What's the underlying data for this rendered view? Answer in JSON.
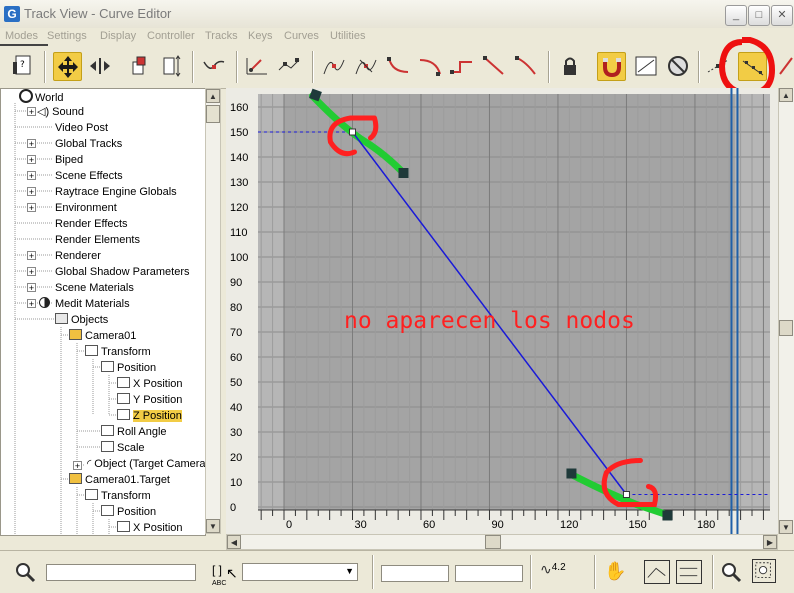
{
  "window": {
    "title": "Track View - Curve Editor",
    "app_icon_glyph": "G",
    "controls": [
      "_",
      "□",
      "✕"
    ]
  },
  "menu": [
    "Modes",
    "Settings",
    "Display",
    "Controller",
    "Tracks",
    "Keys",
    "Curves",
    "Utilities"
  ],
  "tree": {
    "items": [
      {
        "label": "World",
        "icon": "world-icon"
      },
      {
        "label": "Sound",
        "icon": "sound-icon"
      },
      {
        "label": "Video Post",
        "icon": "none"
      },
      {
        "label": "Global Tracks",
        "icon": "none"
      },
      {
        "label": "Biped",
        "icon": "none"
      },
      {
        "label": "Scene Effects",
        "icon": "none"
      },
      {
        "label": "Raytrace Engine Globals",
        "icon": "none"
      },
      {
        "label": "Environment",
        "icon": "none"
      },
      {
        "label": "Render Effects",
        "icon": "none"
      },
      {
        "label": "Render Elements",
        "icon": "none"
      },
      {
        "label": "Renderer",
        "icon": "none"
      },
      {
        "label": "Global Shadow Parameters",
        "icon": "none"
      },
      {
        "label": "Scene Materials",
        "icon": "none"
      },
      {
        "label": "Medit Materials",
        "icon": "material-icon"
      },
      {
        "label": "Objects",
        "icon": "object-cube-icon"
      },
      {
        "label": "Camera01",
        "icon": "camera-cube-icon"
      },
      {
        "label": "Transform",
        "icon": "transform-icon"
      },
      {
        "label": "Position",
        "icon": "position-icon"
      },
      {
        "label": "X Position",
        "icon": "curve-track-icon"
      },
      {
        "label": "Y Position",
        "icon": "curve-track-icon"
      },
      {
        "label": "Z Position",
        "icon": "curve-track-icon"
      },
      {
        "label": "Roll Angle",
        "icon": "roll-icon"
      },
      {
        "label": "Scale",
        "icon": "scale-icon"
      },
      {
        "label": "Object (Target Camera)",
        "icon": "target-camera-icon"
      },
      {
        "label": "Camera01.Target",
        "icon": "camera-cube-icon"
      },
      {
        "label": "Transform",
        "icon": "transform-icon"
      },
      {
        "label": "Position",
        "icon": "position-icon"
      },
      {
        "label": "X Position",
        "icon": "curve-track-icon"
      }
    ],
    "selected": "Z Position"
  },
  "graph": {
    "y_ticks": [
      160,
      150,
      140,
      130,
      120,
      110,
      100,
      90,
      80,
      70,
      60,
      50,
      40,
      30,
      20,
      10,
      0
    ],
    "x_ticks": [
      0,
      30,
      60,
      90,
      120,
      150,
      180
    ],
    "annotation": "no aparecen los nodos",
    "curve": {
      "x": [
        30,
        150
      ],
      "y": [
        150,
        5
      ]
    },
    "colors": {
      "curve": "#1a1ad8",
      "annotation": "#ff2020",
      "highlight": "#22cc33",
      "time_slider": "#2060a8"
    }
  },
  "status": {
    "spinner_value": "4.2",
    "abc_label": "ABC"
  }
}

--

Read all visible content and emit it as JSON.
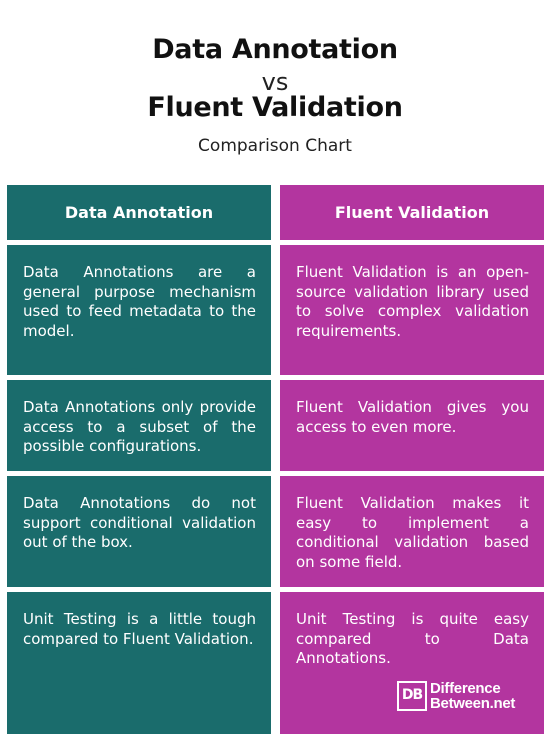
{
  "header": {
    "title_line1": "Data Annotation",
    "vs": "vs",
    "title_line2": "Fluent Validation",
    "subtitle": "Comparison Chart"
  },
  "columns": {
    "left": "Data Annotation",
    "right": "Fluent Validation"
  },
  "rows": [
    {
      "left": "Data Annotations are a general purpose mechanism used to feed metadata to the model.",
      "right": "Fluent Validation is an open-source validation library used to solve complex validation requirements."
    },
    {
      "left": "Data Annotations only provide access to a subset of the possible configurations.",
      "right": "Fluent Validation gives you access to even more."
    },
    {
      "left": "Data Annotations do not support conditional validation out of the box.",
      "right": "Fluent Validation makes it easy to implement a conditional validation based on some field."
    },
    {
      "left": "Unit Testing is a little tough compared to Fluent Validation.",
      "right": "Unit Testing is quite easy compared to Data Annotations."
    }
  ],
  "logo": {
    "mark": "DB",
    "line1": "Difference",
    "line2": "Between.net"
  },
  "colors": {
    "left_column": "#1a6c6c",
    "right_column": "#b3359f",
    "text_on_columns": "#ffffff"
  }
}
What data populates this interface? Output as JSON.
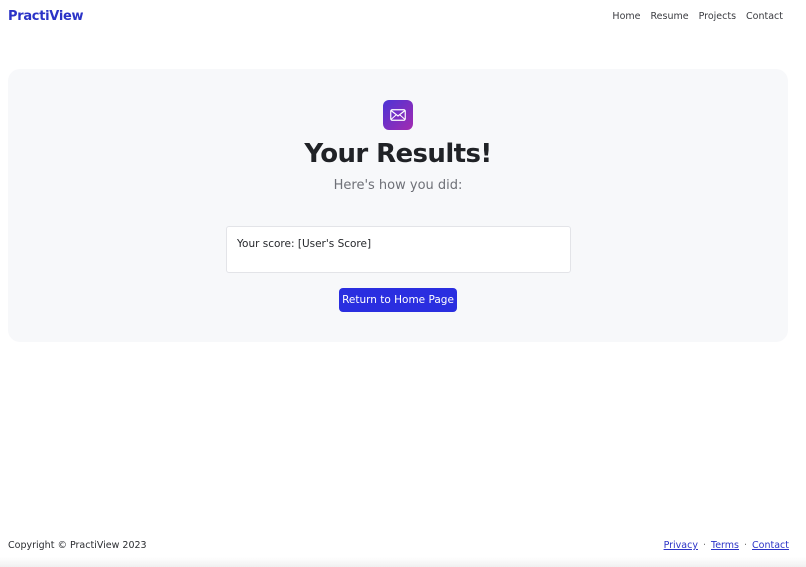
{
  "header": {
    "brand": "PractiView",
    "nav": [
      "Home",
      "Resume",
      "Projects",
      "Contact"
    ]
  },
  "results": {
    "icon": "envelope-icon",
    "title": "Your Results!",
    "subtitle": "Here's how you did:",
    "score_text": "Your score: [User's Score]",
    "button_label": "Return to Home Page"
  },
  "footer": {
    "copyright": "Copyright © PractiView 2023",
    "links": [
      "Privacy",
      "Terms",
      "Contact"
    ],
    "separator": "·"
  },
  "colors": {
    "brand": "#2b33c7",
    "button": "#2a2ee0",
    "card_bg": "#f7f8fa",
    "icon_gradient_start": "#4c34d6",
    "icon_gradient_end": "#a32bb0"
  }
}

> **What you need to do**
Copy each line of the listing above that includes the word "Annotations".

> **Result below**
      "left": "Data Annotations are a general purpose mechanism used to feed metadata to the model.",
      "left": "Data Annotations only provide access to a subset of the possible configurations.",
      "left": "Data Annotations do not support conditional validation out of the box.",
      "right": "Unit Testing is quite easy compared to Data Annotations."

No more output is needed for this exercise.